→ Records for the exercise:
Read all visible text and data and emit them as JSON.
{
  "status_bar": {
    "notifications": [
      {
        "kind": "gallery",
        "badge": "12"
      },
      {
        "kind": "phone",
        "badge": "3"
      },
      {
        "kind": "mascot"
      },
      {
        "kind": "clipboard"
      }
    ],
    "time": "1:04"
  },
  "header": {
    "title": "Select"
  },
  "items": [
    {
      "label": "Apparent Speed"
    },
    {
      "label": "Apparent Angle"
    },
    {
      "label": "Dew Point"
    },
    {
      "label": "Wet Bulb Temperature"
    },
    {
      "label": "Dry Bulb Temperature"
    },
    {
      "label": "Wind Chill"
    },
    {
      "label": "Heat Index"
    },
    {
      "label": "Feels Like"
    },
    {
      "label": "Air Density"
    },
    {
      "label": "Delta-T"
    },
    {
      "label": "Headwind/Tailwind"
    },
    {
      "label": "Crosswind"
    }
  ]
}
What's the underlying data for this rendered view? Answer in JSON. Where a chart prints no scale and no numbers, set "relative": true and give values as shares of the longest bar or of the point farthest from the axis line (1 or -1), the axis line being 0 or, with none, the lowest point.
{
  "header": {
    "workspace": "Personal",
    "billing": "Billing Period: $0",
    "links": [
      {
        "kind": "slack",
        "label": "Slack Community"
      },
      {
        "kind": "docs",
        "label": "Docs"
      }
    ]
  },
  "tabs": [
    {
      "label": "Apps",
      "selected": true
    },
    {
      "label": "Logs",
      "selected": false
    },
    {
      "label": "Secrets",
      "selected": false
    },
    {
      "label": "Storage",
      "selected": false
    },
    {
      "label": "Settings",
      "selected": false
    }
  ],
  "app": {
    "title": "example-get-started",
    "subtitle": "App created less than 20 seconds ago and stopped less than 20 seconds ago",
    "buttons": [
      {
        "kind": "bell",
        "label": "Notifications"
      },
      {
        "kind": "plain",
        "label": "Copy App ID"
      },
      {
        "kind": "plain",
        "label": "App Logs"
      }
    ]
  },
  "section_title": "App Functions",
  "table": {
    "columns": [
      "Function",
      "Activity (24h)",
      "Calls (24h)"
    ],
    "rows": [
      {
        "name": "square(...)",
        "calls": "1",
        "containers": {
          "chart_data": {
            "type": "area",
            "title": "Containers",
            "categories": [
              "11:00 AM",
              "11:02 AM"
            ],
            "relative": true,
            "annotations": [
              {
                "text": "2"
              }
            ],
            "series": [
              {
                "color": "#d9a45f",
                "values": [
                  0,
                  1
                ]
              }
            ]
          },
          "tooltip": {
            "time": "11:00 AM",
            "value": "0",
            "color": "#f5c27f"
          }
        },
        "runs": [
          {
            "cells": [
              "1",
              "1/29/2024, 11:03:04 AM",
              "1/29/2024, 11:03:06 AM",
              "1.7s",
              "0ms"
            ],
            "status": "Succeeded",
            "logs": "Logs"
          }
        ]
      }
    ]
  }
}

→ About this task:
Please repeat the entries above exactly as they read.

→ Task solution:
Read all visible text and data and emit them as JSON.
{
  "status_bar": {
    "notifications": [
      {
        "kind": "gallery",
        "badge": "12"
      },
      {
        "kind": "phone",
        "badge": "3"
      },
      {
        "kind": "mascot"
      },
      {
        "kind": "clipboard"
      }
    ],
    "time": "1:04"
  },
  "header": {
    "title": "Select"
  },
  "items": [
    {
      "label": "Apparent Speed"
    },
    {
      "label": "Apparent Angle"
    },
    {
      "label": "Dew Point"
    },
    {
      "label": "Wet Bulb Temperature"
    },
    {
      "label": "Dry Bulb Temperature"
    },
    {
      "label": "Wind Chill"
    },
    {
      "label": "Heat Index"
    },
    {
      "label": "Feels Like"
    },
    {
      "label": "Air Density"
    },
    {
      "label": "Delta-T"
    },
    {
      "label": "Headwind/Tailwind"
    },
    {
      "label": "Crosswind"
    }
  ]
}
What's the underlying data for this rendered view? Answer in JSON. Where a chart prints no scale and no numbers, set "relative": true and give values as shares of the longest bar or of the point farthest from the axis line (1 or -1), the axis line being 0 or, with none, the lowest point.
{
  "header": {
    "workspace": "Personal",
    "billing": "Billing Period: $0",
    "links": [
      {
        "kind": "slack",
        "label": "Slack Community"
      },
      {
        "kind": "docs",
        "label": "Docs"
      }
    ]
  },
  "tabs": [
    {
      "label": "Apps",
      "selected": true
    },
    {
      "label": "Logs",
      "selected": false
    },
    {
      "label": "Secrets",
      "selected": false
    },
    {
      "label": "Storage",
      "selected": false
    },
    {
      "label": "Settings",
      "selected": false
    }
  ],
  "app": {
    "title": "example-get-started",
    "subtitle": "App created less than 20 seconds ago and stopped less than 20 seconds ago",
    "buttons": [
      {
        "kind": "bell",
        "label": "Notifications"
      },
      {
        "kind": "plain",
        "label": "Copy App ID"
      },
      {
        "kind": "plain",
        "label": "App Logs"
      }
    ]
  },
  "section_title": "App Functions",
  "table": {
    "columns": [
      "Function",
      "Activity (24h)",
      "Calls (24h)"
    ],
    "rows": [
      {
        "name": "square(...)",
        "calls": "1",
        "containers": {
          "chart_data": {
            "type": "area",
            "title": "Containers",
            "categories": [
              "11:00 AM",
              "11:02 AM"
            ],
            "relative": true,
            "annotations": [
              {
                "text": "2"
              }
            ],
            "series": [
              {
                "color": "#d9a45f",
                "values": [
                  0,
                  1
                ]
              }
            ]
          },
          "tooltip": {
            "time": "11:00 AM",
            "value": "0",
            "color": "#f5c27f"
          }
        },
        "runs": [
          {
            "cells": [
              "1",
              "1/29/2024, 11:03:04 AM",
              "1/29/2024, 11:03:06 AM",
              "1.7s",
              "0ms"
            ],
            "status": "Succeeded",
            "logs": "Logs"
          }
        ]
      }
    ]
  }
}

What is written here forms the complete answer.